-- The problem --
Among the lines of the data below, count those that hold the word "selected". Answer with the number alone.

-- Excerpts from an interface dataset --
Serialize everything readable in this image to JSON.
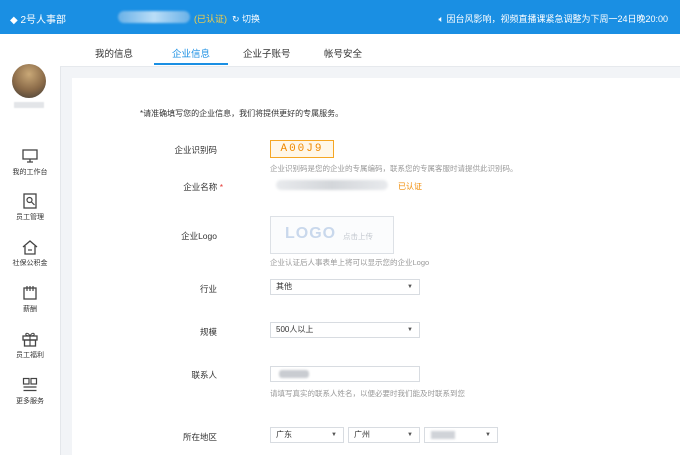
{
  "header": {
    "app_name": "2号人事部",
    "verified_tag": "(已认证)",
    "switch_label": "切换",
    "notice": "因台风影响，视频直播课紧急调整为下周一24日晚20:00"
  },
  "sidebar": {
    "items": [
      {
        "label": "我的工作台",
        "icon": "monitor-icon"
      },
      {
        "label": "员工管理",
        "icon": "employee-search-icon"
      },
      {
        "label": "社保公积金",
        "icon": "house-icon"
      },
      {
        "label": "薪酬",
        "icon": "wallet-icon"
      },
      {
        "label": "员工福利",
        "icon": "gift-icon"
      },
      {
        "label": "更多服务",
        "icon": "grid-icon"
      }
    ]
  },
  "tabs": [
    {
      "label": "我的信息",
      "active": false
    },
    {
      "label": "企业信息",
      "active": true
    },
    {
      "label": "企业子账号",
      "active": false
    },
    {
      "label": "帐号安全",
      "active": false
    }
  ],
  "form": {
    "intro": "*请准确填写您的企业信息，我们将提供更好的专属服务。",
    "code_label": "企业识别码",
    "code_value": "A00J9",
    "code_hint": "企业识别码是您的企业的专属编码，联系您的专属客服时请提供此识别码。",
    "name_label": "企业名称",
    "required_mark": "*",
    "verified_badge": "已认证",
    "logo_label": "企业Logo",
    "logo_placeholder": "LOGO",
    "logo_upload_text": "点击上传",
    "logo_hint": "企业认证后人事表单上将可以显示您的企业Logo",
    "industry_label": "行业",
    "industry_value": "其他",
    "scale_label": "规模",
    "scale_value": "500人以上",
    "contact_label": "联系人",
    "contact_hint": "请填写真实的联系人姓名，以便必要时我们能及时联系到您",
    "region_label": "所在地区",
    "province_value": "广东",
    "city_value": "广州"
  },
  "colors": {
    "brand_blue": "#1a8fe3",
    "accent_orange": "#f08a00"
  }
}
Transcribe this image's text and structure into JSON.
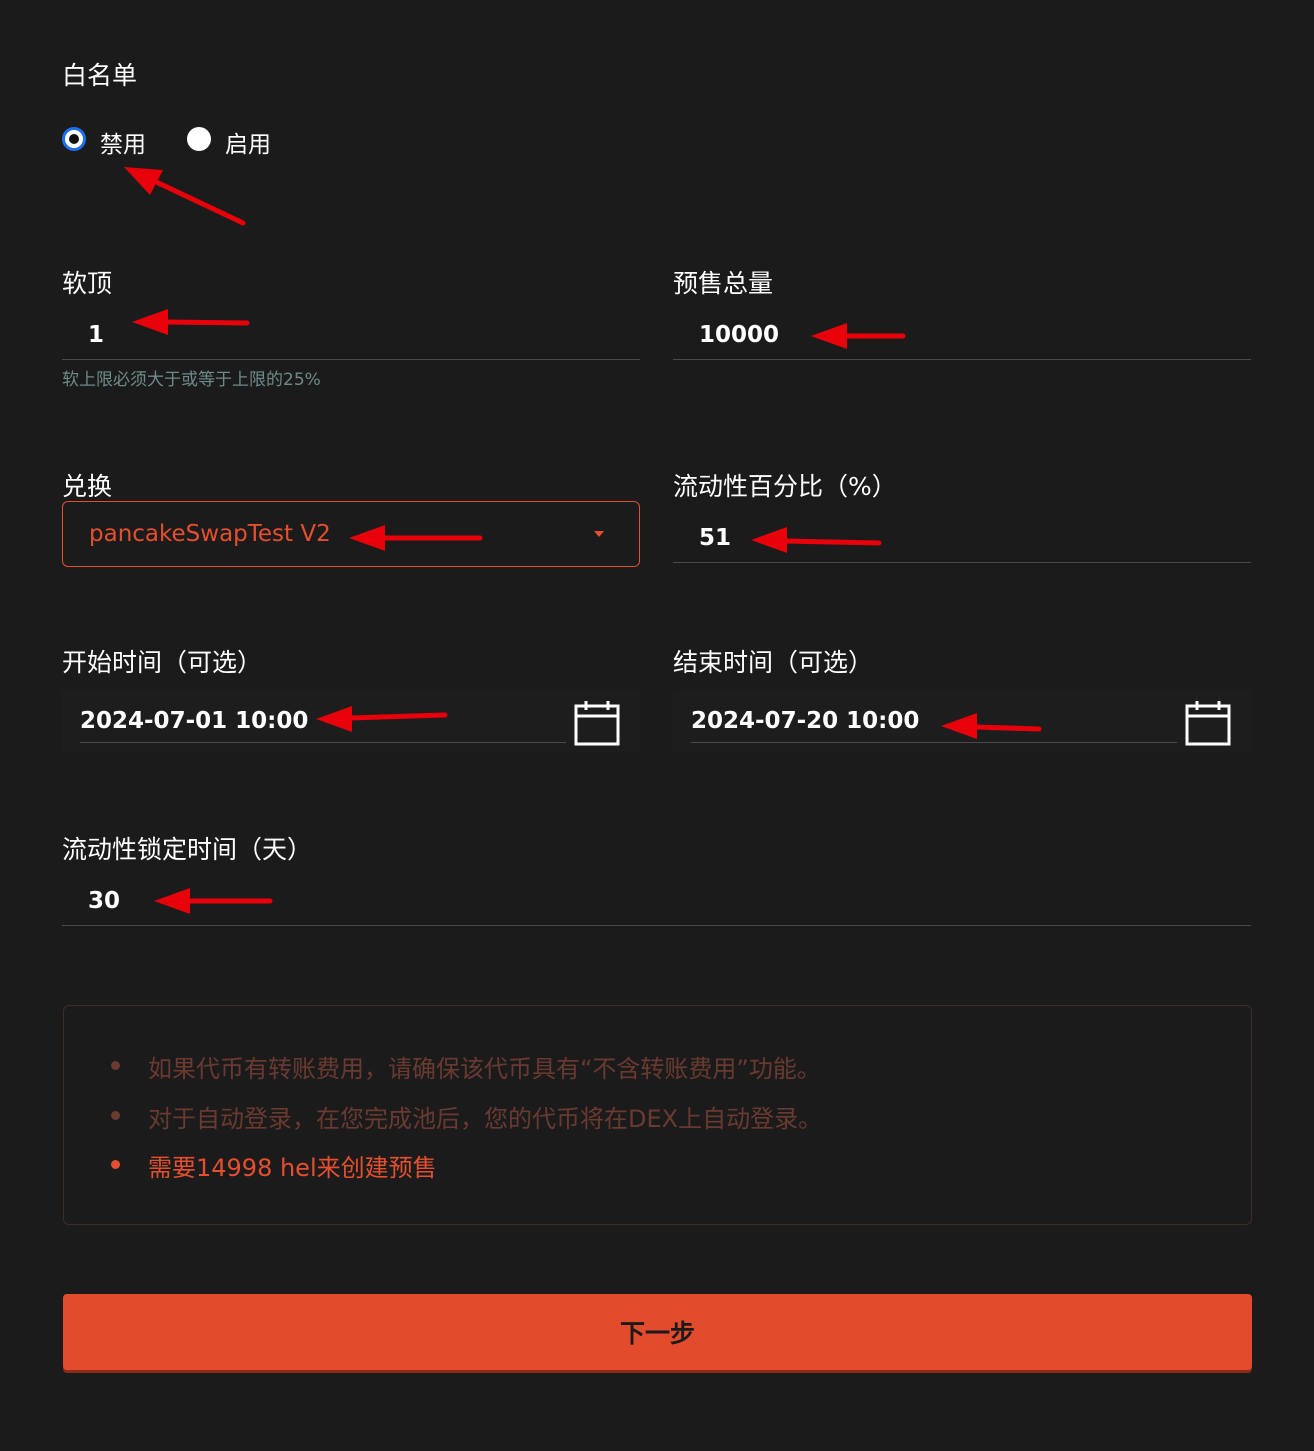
{
  "whitelist": {
    "label": "白名单",
    "options": [
      {
        "label": "禁用",
        "selected": true
      },
      {
        "label": "启用",
        "selected": false
      }
    ]
  },
  "soft_cap": {
    "label": "软顶",
    "value": "1",
    "helper": "软上限必须大于或等于上限的25%"
  },
  "presale_total": {
    "label": "预售总量",
    "value": "10000"
  },
  "exchange": {
    "label": "兑换",
    "selected": "pancakeSwapTest V2"
  },
  "liquidity_percent": {
    "label": "流动性百分比（%）",
    "value": "51"
  },
  "start_time": {
    "label": "开始时间（可选）",
    "value": "2024-07-01 10:00"
  },
  "end_time": {
    "label": "结束时间（可选）",
    "value": "2024-07-20 10:00"
  },
  "lock_days": {
    "label": "流动性锁定时间（天）",
    "value": "30"
  },
  "notice": {
    "items": [
      {
        "text": "如果代币有转账费用，请确保该代币具有“不含转账费用”功能。",
        "color": "#6a3a30"
      },
      {
        "text": "对于自动登录，在您完成池后，您的代币将在DEX上自动登录。",
        "color": "#6a3a30"
      },
      {
        "text": "需要14998 hel来创建预售",
        "color": "#e4502f"
      }
    ]
  },
  "next_button": {
    "label": "下一步"
  },
  "colors": {
    "accent": "#e34b2d",
    "background": "#1b1b1b",
    "annotation_arrow": "#e8000b"
  },
  "icons": [
    "calendar-icon",
    "caret-down-icon",
    "annotation-arrow"
  ]
}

-- Response to this exercise --
3